Activity>
Copy each line below that contains "title".
*** Opening of Record excerpts ***
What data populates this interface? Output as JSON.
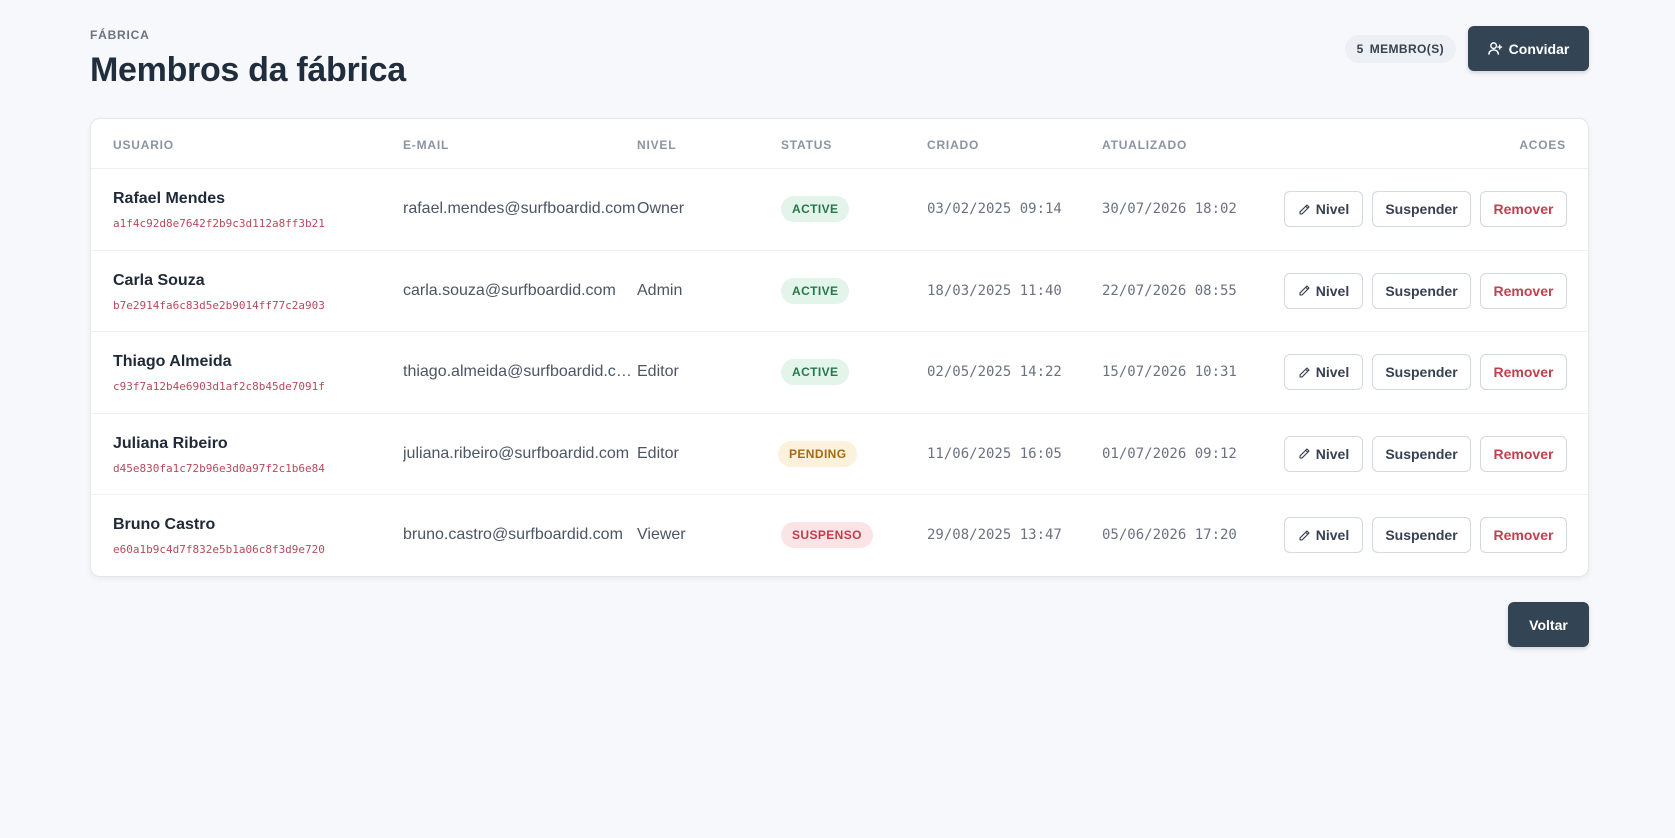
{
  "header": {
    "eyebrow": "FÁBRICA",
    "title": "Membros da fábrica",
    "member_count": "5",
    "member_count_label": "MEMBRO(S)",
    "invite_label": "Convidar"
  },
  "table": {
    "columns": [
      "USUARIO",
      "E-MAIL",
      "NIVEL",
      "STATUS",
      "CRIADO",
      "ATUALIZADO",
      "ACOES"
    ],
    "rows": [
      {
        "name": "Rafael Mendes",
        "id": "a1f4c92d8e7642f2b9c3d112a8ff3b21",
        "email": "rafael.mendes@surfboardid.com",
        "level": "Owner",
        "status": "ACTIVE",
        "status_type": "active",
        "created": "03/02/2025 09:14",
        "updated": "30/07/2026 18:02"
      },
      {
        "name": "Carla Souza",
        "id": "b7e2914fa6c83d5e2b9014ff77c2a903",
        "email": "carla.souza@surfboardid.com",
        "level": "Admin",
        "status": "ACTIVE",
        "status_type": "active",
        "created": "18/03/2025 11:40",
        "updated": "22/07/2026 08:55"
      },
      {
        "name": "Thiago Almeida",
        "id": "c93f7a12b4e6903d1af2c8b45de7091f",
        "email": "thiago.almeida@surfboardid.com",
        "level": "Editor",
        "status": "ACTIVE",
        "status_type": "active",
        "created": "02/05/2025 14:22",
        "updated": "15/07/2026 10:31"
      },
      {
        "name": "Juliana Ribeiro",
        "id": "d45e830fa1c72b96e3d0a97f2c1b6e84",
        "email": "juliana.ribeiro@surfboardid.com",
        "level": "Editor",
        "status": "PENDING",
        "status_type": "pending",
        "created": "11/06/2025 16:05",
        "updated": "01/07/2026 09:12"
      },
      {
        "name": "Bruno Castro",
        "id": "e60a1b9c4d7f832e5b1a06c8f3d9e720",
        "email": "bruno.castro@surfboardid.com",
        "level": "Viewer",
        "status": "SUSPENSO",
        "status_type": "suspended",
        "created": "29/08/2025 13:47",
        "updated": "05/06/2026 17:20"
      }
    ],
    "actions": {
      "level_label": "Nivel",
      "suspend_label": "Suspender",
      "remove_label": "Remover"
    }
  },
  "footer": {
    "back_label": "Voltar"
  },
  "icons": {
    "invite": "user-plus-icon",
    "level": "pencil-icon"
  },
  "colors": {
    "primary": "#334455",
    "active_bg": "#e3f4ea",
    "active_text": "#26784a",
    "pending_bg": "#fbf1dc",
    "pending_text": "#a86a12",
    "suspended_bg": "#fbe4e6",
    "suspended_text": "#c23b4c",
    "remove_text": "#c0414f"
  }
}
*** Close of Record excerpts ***
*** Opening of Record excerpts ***
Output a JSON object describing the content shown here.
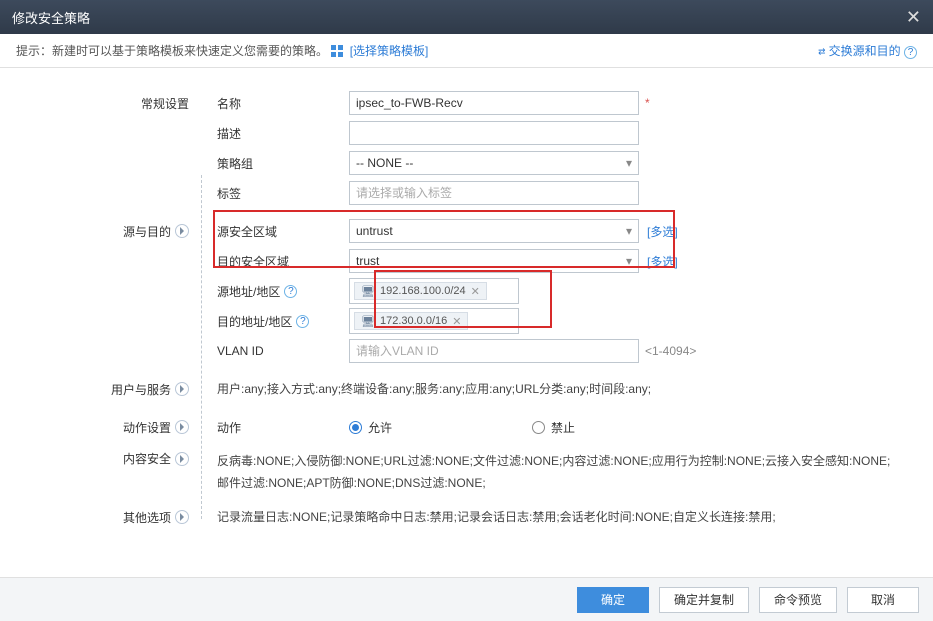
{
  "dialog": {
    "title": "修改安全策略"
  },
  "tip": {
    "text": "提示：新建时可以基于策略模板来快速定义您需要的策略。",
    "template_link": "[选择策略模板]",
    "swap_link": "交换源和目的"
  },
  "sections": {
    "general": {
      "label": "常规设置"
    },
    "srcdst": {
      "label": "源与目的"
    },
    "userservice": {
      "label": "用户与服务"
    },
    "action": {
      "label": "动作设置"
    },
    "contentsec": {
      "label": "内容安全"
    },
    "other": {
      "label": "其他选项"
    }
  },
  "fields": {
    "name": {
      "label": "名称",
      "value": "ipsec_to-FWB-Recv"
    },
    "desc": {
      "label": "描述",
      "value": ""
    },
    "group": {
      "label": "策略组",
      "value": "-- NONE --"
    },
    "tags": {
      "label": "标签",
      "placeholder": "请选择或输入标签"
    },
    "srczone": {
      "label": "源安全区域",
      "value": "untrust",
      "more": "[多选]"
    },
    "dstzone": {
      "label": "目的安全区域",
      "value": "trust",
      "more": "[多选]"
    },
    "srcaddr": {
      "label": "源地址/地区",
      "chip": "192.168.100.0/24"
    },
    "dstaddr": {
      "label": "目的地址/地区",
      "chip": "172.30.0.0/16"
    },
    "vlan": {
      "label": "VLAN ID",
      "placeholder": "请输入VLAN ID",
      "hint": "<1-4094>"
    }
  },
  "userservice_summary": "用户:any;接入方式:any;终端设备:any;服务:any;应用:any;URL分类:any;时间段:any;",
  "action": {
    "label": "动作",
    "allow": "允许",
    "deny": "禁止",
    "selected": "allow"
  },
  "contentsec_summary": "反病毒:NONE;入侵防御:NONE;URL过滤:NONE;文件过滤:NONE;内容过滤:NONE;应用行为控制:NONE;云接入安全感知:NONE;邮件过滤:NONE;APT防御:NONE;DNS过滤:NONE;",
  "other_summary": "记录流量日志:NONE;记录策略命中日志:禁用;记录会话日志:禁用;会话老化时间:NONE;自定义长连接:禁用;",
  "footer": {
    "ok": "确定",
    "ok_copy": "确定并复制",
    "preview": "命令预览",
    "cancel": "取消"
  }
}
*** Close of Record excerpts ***
Solution to this problem>
    "title": "Membros da fábrica",
    "title": "修改安全策略"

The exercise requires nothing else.